March 21 2003... HOLLYWOOD (Variety) - Two-thirds of the way into his appearance at the House of Blues, Common stopped the show to preach a little.

"Hip-hop," he told the sold-out, enthusiastic house, "started in the streets of New York and went on to change the world, bringing together black, white, Latino, Hindu -- through music." He spent the other 90 minutes of his star-making performance proving his point.

"Electric Circus" (MCA), his recent genre-busting album, nods toward the Beatles' "Sgt. Pepper" (in the cover collage), Jimi Hendrix (news) and '80s New Wave; its vast reach was reflected in this joyous, musically omnivorous performance, which owed as much to rock stagecraft as to hip-hop.

Preceded by the cabaret strains of "Is That All There Is" and hitting the stage to the question, "Is that all there is to the circus?" Common took the stage like a ringmaster who needs more than just three rings to showcase all his talents.

Dressed in plaid pants, maroon running-suit jacket, a long, woolly multistriped scarf and a soft fedora, he looked like a slightly disreputable sidekick from '70s sitcoms such as "What's Happening!!" and "Good Times," with a sly, Rat Pack cool added in.

And he's more than equal to the costume. Whether he's leaping around the stage, bringing it down to croon a lubricious seduction or break-dancing, it's impossible to take your eyes off him.

Common was backed by a taut six-piece band, including DJ Dummy at the turntables. The evening glided easily from the lopsided calliope of opening number "Soul Power" to the lurching groove of "Electric Wire Hustler Flower" and the covers of hip-hop classics by A Tribe Called Quest, De La Soul and freestyling rap that closed the nearly two-hour performance.

In trying to expand hip-hop's borders, Common has set himself an ambitious path to follow, but as his performance proves, he's more than up to the task.

Opener Talib Kweli has similar ambitions, but his short set just fell short. The Brooklyn-born rapper was somewhat unsettled by the L.A. crowd's cool response and never really found his footing.

He has the skills, including a slashing, precise flow that is both rousing and serious, like a house party with an agenda. Backed only by a DJ and two singers, the songs floated on a bed of afrobeat pop and R&B.

Common and Talib Kweli perform April 3 at the Roseland Ballroom in New York.

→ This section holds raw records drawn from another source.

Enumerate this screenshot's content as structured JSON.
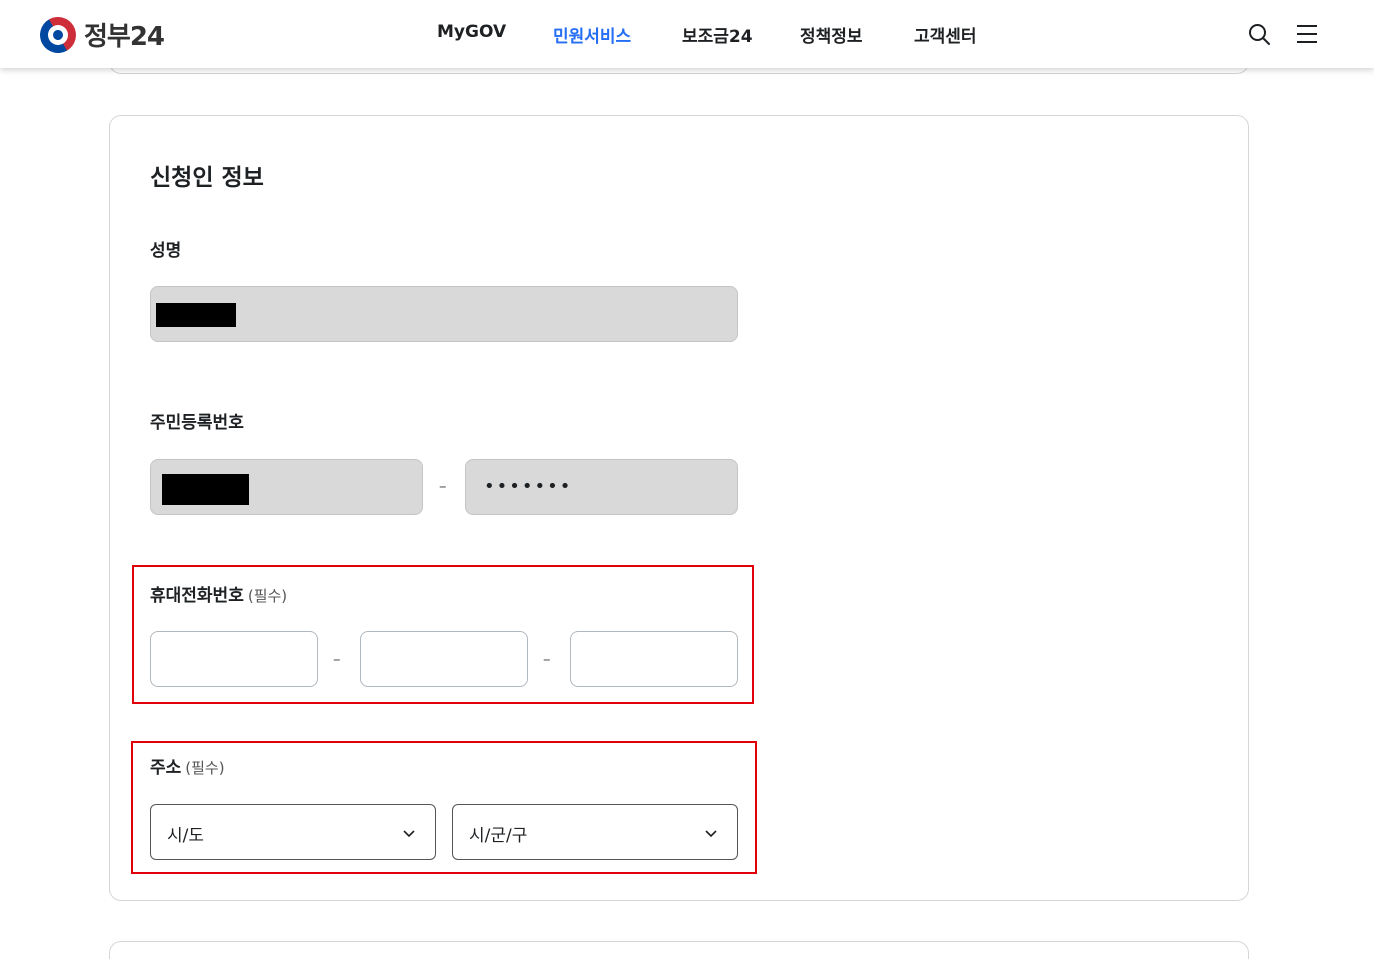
{
  "header": {
    "logo_text": "정부24",
    "nav": [
      "MyGOV",
      "민원서비스",
      "보조금24",
      "정책정보",
      "고객센터"
    ],
    "active_nav": "민원서비스",
    "icons": [
      "search-icon",
      "menu-icon"
    ]
  },
  "form": {
    "section_title": "신청인 정보",
    "name": {
      "label": "성명",
      "value_redacted": true
    },
    "rrn": {
      "label": "주민등록번호",
      "front_redacted": true,
      "back_masked": "•••••••",
      "separator": "–"
    },
    "phone": {
      "label": "휴대전화번호",
      "required": "(필수)",
      "separator": "–"
    },
    "address": {
      "label": "주소",
      "required": "(필수)",
      "sido_placeholder": "시/도",
      "sigungu_placeholder": "시/군/구"
    }
  },
  "colors": {
    "accent": "#256ef4",
    "highlight": "#e0000a",
    "disabled_bg": "#d9d9d9"
  }
}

Presented by House of Blues Concerts. Bands: (Common) Kevin Arthur, Junius Bervine, Karriem Riggins, Omar Edwards, Clay Sears, Andre "DJ Dummy" Smith; (Talib Kweli), Greg "DJ Chaps" Dendy, Tiffany Phinazee, Tracy Moore. Also appearing: Gang Starr. Opened, reviewed March 18, 2003; closed March 19.

By Steven Mirkin